“This president has failed in really understanding the kind of pain and anguish many of his citizens are feeling,” she told ABC’s “This Week.” “When you have a president who really is glorifying violence, was talking about the kind of vicious dogs and weapons that could be unleashed on citizens, it is quite appalling and disturbing.”
“We condemn other nations when their presidents make those kinds of statements when there is unrest in their countries, and we have to condemn our president at the highest sort of condemnation,” she added.
Washington, D.C., Mayor Muriel Bowser (D) said Trump has “a responsibility to help calm the nation.”
“He can start by not sending divisive tweets that are meant to hearken to the segregationist past of our country,” she said on NBC’s “Meet the Press,” referring to Trump’s tweet threatening demonstrators outside the White House with “vicious dogs.”
Speaker Nancy Pelosi (D-Calif.) on Sunday criticized Trump’s response and said presidents should not “fuel the flame.”
She said on ABC’s “This Week” that past presidents of both parties have been a “unifying force” in the countries and brought “dignity to the office.”
“They have seen their responsibility to be the president of the United States, to unify our country and not to fuel the flame,” she said, adding that Trump’s tweets act as “bait” to distract from the issues at the root of the protests.
Asked about Trump’s tweet that “looting leads to shooting,” Pelosi responded that she “isn’t paying too much attention to what the president says.”
“I’m talking about the injustice, the knee in the neck,” she said.
Sen. Cory Booker (D-N.J.) similarly said that Trump doesn’t “deserve a response” from him.
“He doesn’t deserve my attention or my emotion. Our people do,” Booker said on CNN’s “State of the Union.” “Donald Trump has, no longer has, the capacity to break my heart, to surprise me. But I say this all the time. If America, though, as a whole, if America hasn’t broken your heart, you don’t love her enough.”
Even some Republicans voiced concern for how Trump was responding to the protests.
Maryland Gov. Larry Hogan (R) suggested Trump’s comments are escalating tensions, which he said is the opposite message the White House should be sending.
“That’s not helpful, it’s not lowering the temperature,” he said on CNN. “It’s sort of continuing to escalate the rhetoric. I think it’s just the opposite of the message that should have been coming out of the White House.”
Sen. Tim Scott (R-S.C.) similarly said Trump’s tweets are “not constructive.”
“Those are not constructive tweets, without any question,” Scott said on “Fox News Sunday.”
Scott added that he had spoken to Trump in private and told him that “it helps us when you focus on the death, the unjustified, in my opinion, the criminal death of George Floyd.”

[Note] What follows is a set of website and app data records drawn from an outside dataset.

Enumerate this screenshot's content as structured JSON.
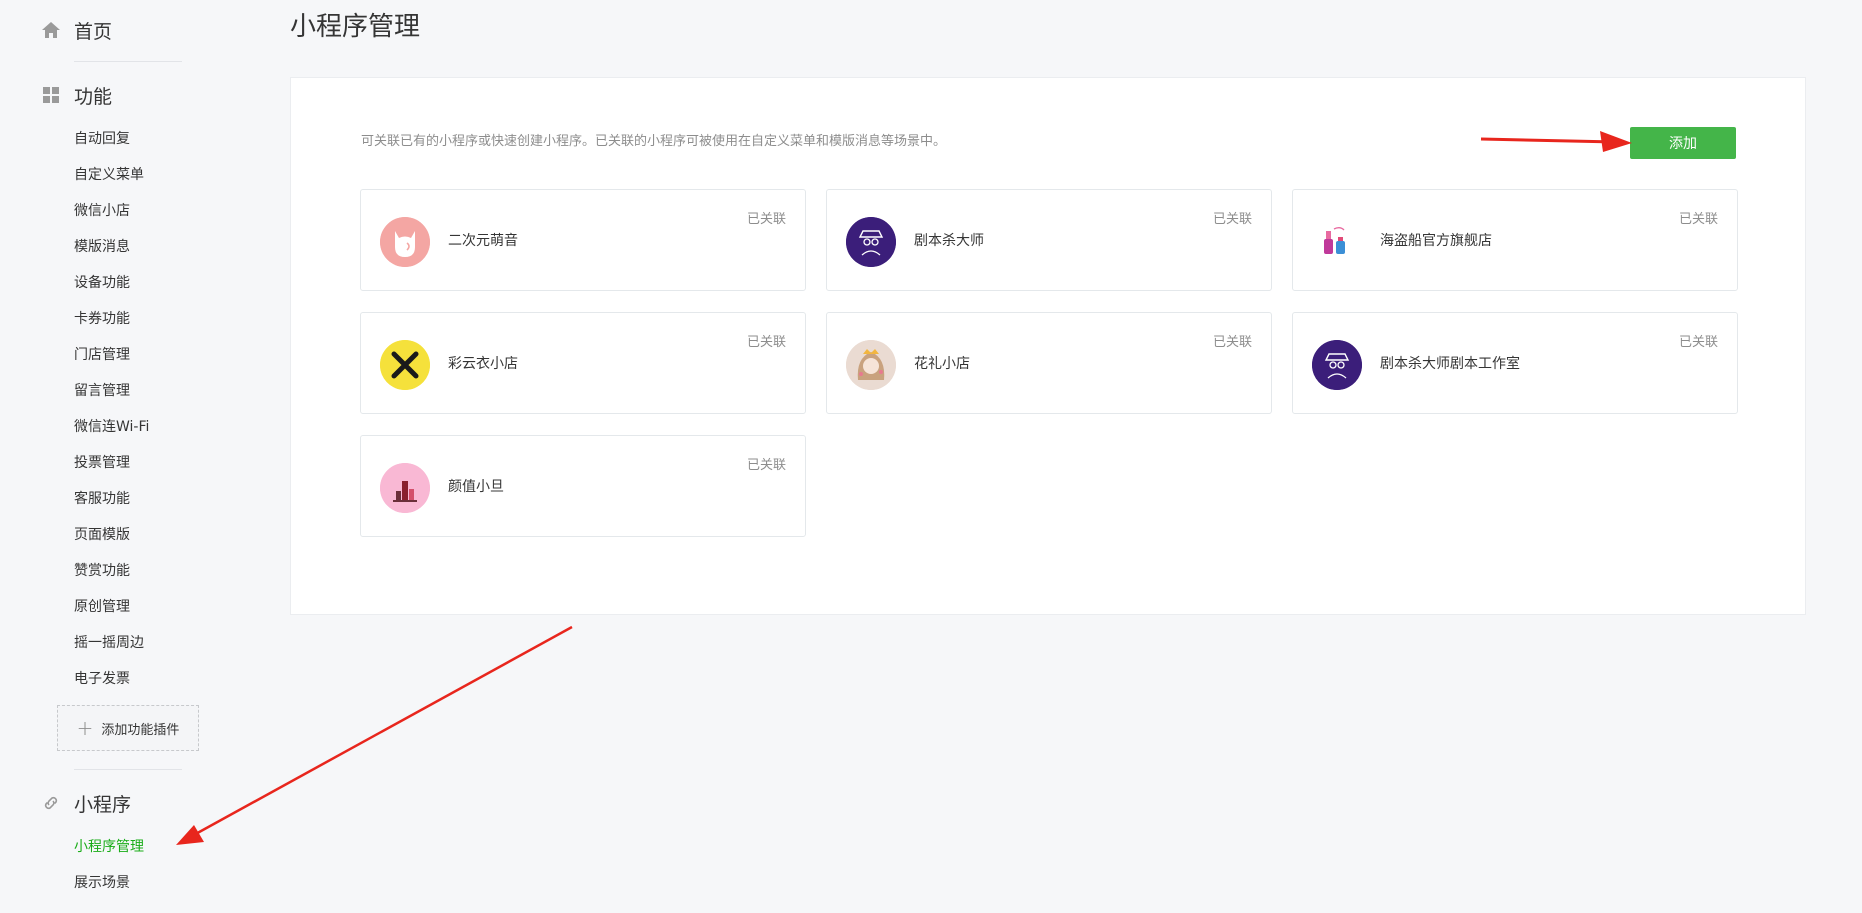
{
  "sidebar": {
    "home_label": "首页",
    "features_label": "功能",
    "feature_items": [
      "自动回复",
      "自定义菜单",
      "微信小店",
      "模版消息",
      "设备功能",
      "卡券功能",
      "门店管理",
      "留言管理",
      "微信连Wi-Fi",
      "投票管理",
      "客服功能",
      "页面模版",
      "赞赏功能",
      "原创管理",
      "摇一摇周边",
      "电子发票"
    ],
    "add_plugin_label": "添加功能插件",
    "miniprogram_label": "小程序",
    "miniprogram_items": [
      "小程序管理",
      "展示场景"
    ]
  },
  "main": {
    "title": "小程序管理",
    "description": "可关联已有的小程序或快速创建小程序。已关联的小程序可被使用在自定义菜单和模版消息等场景中。",
    "add_button": "添加",
    "cards": [
      {
        "name": "二次元萌音",
        "status": "已关联",
        "icon": "cat-avatar-icon"
      },
      {
        "name": "剧本杀大师",
        "status": "已关联",
        "icon": "detective-avatar-icon"
      },
      {
        "name": "海盗船官方旗舰店",
        "status": "已关联",
        "icon": "cosmetics-avatar-icon"
      },
      {
        "name": "彩云衣小店",
        "status": "已关联",
        "icon": "x-avatar-icon"
      },
      {
        "name": "花礼小店",
        "status": "已关联",
        "icon": "girl-avatar-icon"
      },
      {
        "name": "剧本杀大师剧本工作室",
        "status": "已关联",
        "icon": "detective-avatar-icon"
      },
      {
        "name": "颜值小旦",
        "status": "已关联",
        "icon": "makeup-avatar-icon"
      }
    ]
  },
  "colors": {
    "accent_green": "#44b549",
    "active_menu_green": "#1aad19",
    "arrow_red": "#e8261d"
  }
}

White House national security adviser Robert O’Brien, however, defended Trump’s tweets on Sunday.
He said Trump wants to “de-escalate the violence.”

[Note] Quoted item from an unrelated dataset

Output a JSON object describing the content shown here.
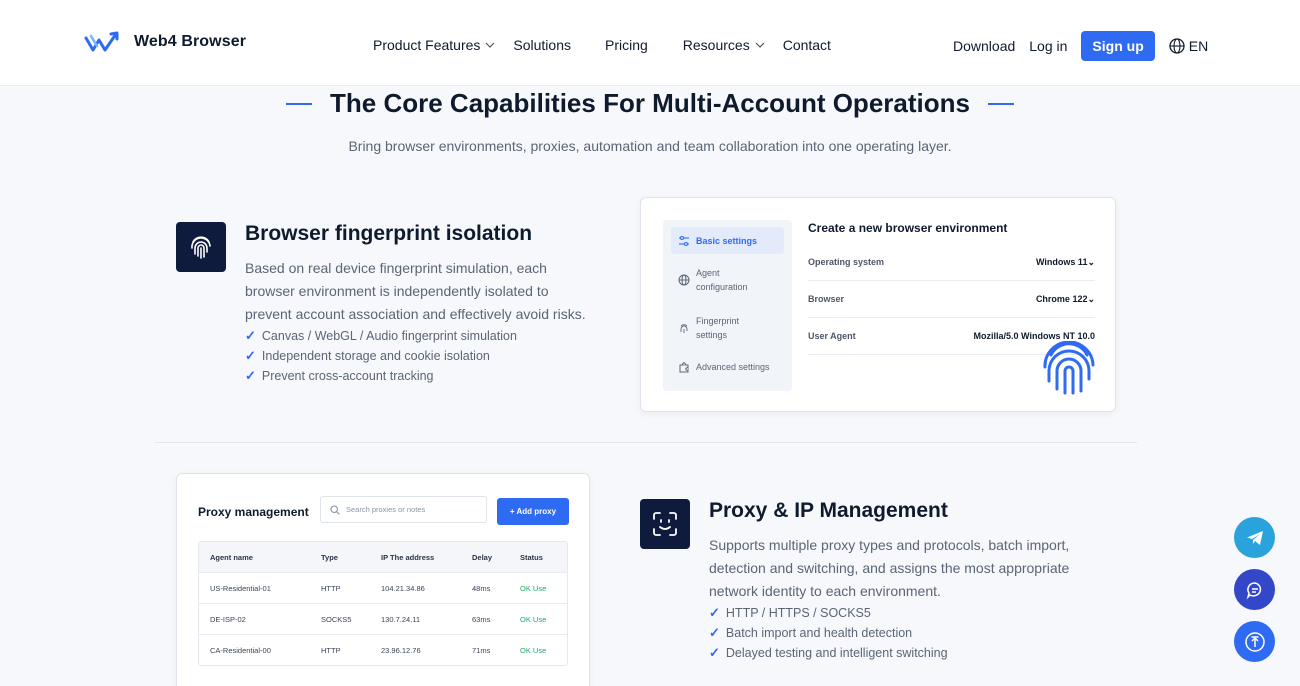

O’Brien said on ABC that the Trump administration is “with the peaceful protesters who are demanding answers” about Floyd’s death.
“I think what he said about those tweets is he wants to de-escalate violence and he doesn’t want looting,” O’Brien added.